What I’m left with is our informal neighborhood watch via Front Porch Forum.  That is, some people post a note on their FPF neighborhood forum when they get ripped off.  This is much better than nothing, but not as comprehensive as I’d like to see.


Conventional Neighborhood Online Message Board

Some people outside of our pilot area may think that Front Porch Forum provides conventional online message boards for neighborhoods… not so.  Here’s an example of a straight-forward web-based threaded message board from a Seattle neighborhood… click here.  That’s a different animal.


Mapping Neighborhood Boundaries and Names

Adena Schutzberg writes in Directions Magazine about three different efforts to provide neighborhood data for GIS… Maponics, Urban Mapping, Inc., and ZillowThis article touches on several issues for each of these companies…

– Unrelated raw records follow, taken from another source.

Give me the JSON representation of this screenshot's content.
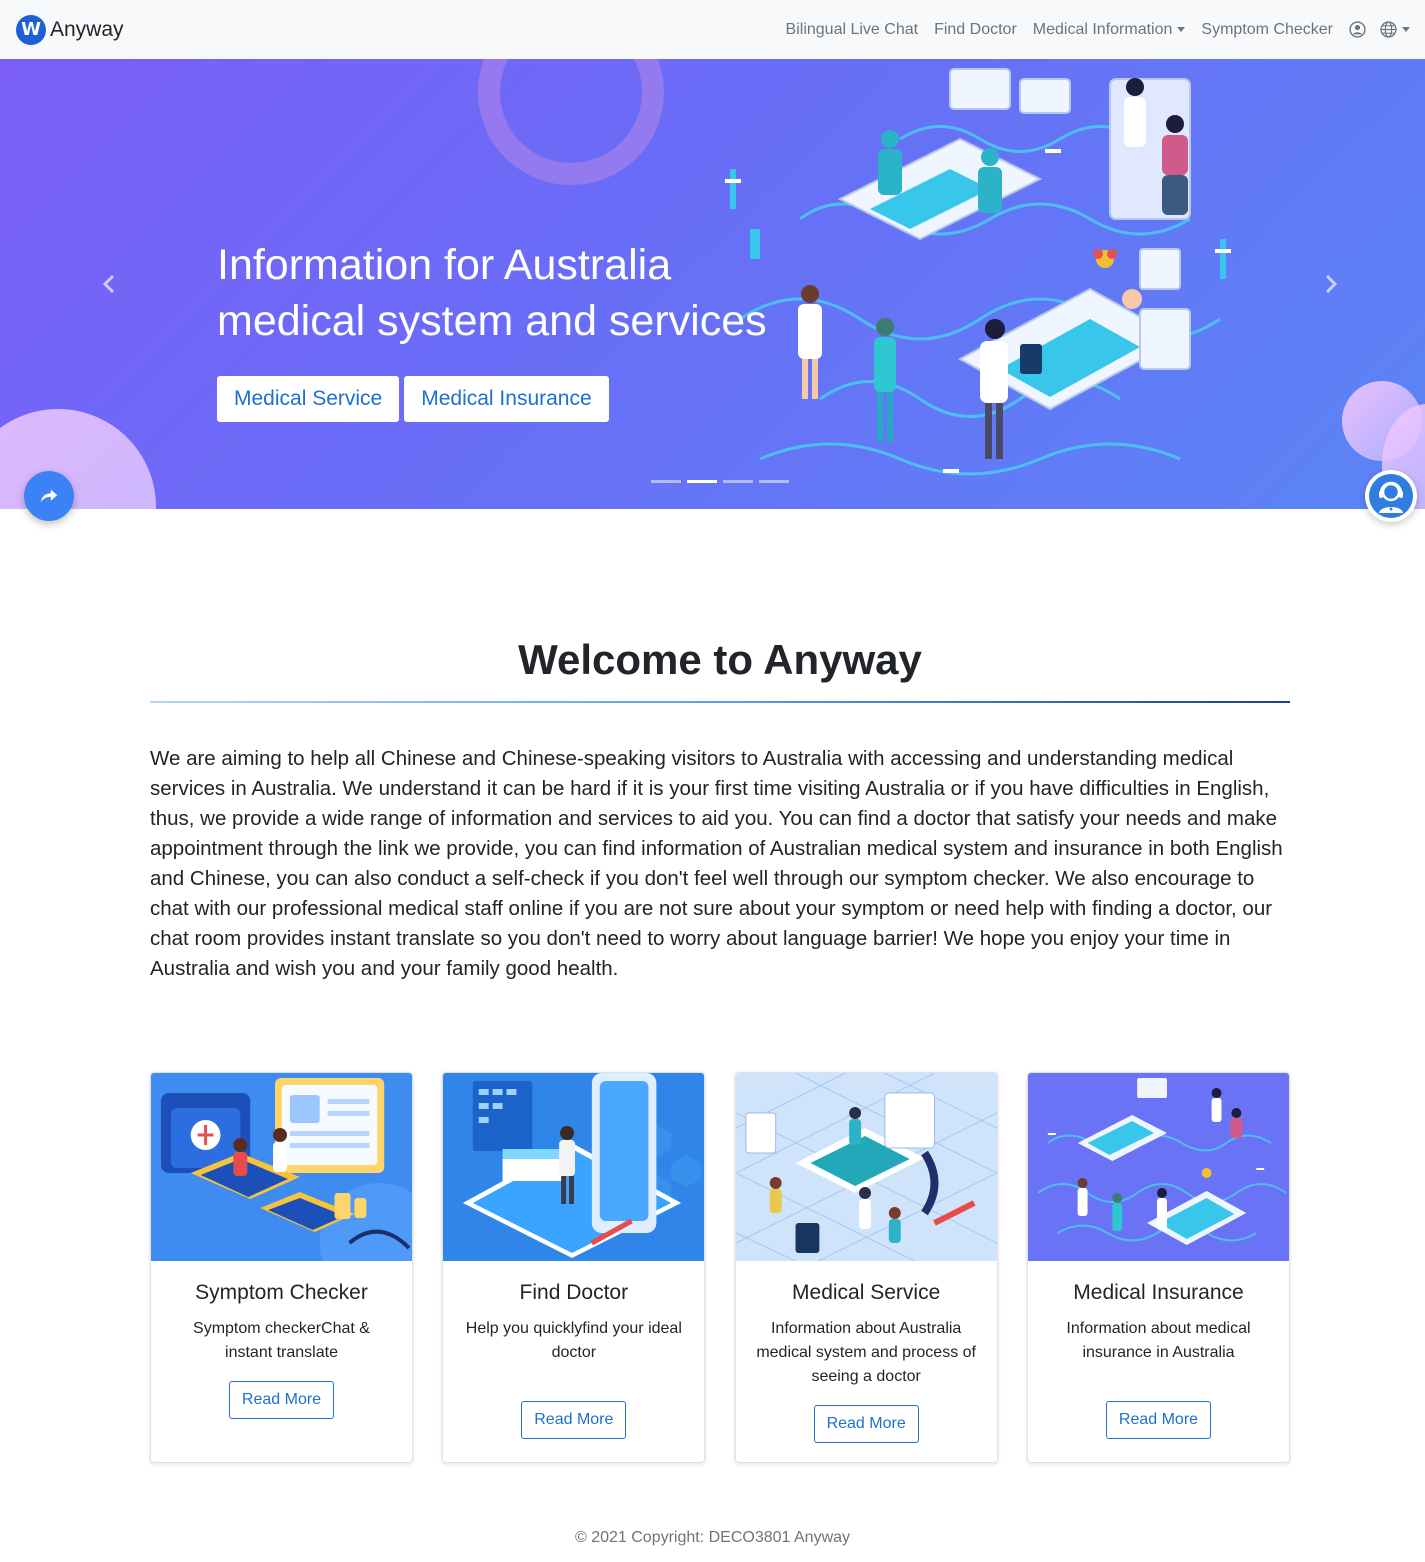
{
  "nav": {
    "brand_logo_letter": "W",
    "brand": "Anyway",
    "links": [
      "Bilingual Live Chat",
      "Find Doctor",
      "Medical Information",
      "Symptom Checker"
    ],
    "user_icon": "user-circle-icon",
    "language_icon": "globe-icon"
  },
  "hero": {
    "title_line1": "Information for Australia",
    "title_line2": "medical system and services",
    "buttons": [
      "Medical Service",
      "Medical Insurance"
    ],
    "slide_count": 4,
    "active_slide": 2,
    "prev_icon": "chevron-left-icon",
    "next_icon": "chevron-right-icon"
  },
  "floating": {
    "share_icon": "share-arrow-icon",
    "chat_icon": "support-agent-icon"
  },
  "welcome": {
    "title": "Welcome to Anyway",
    "text": "We are aiming to help all Chinese and Chinese-speaking visitors to Australia with accessing and understanding medical services in Australia. We understand it can be hard if it is your first time visiting Australia or if you have difficulties in English, thus, we provide a wide range of information and services to aid you. You can find a doctor that satisfy your needs and make appointment through the link we provide, you can find information of Australian medical system and insurance in both English and Chinese, you can also conduct a self-check if you don't feel well through our symptom checker. We also encourage to chat with our professional medical staff online if you are not sure about your symptom or need help with finding a doctor, our chat room provides instant translate so you don't need to worry about language barrier! We hope you enjoy your time in Australia and wish you and your family good health."
  },
  "cards": [
    {
      "title": "Symptom Checker",
      "text": "Symptom checkerChat & instant translate",
      "button": "Read More"
    },
    {
      "title": "Find Doctor",
      "text": "Help you quicklyfind your ideal doctor",
      "button": "Read More"
    },
    {
      "title": "Medical Service",
      "text": "Information about Australia medical system and process of seeing a doctor",
      "button": "Read More"
    },
    {
      "title": "Medical Insurance",
      "text": "Information about medical insurance in Australia",
      "button": "Read More"
    }
  ],
  "footer": {
    "text": "© 2021 Copyright: DECO3801 Anyway"
  },
  "colors": {
    "primary": "#1e6fd0",
    "hero_start": "#7c5ff5",
    "hero_end": "#5b85f5",
    "navbar_bg": "#f8f9fa"
  }
}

  1. Collecting and cleaning up initial data for neighborhood boundaries and names.
  2. Fuzziness of boundaries.
  3. Macro vs. sub-neighborhoods.
  4. Ongoing QA/QC.
  5. Business model.


Advice for Local Online Entrepreneurs

Andy Sack, founding CEO of now-shuttered Judy’s Book, offers this advice for folks looking to get traction in the “local reviews and word of mouth referrals business”…

i) GET TO CRITICAL MASS

  • Do this by limiting geography — stay in one geography for 3 years. Yes, 3 years. Do not expand geography for the first 36 months. Every successful online local business has been in one geography for 3 years.
  • Do this by limiting the number of categories or professions you’re trying to get word of mouth on. Do not try and do the entire yellow pages. Choose at most five categories. I might suggest: restaurants, dentists, doctors, auto mechanics, and real estate.
  • Do this by aggressive customer acquisition. Whatever your strategy for customer acquisition, get aggressive about. Do not sit in an ivory tower and expect to get to critical mass.
  • Aggregate content from other places on the web so you can avoid the empty database problem
  • Spend as little money as possible

ii) Go back to step i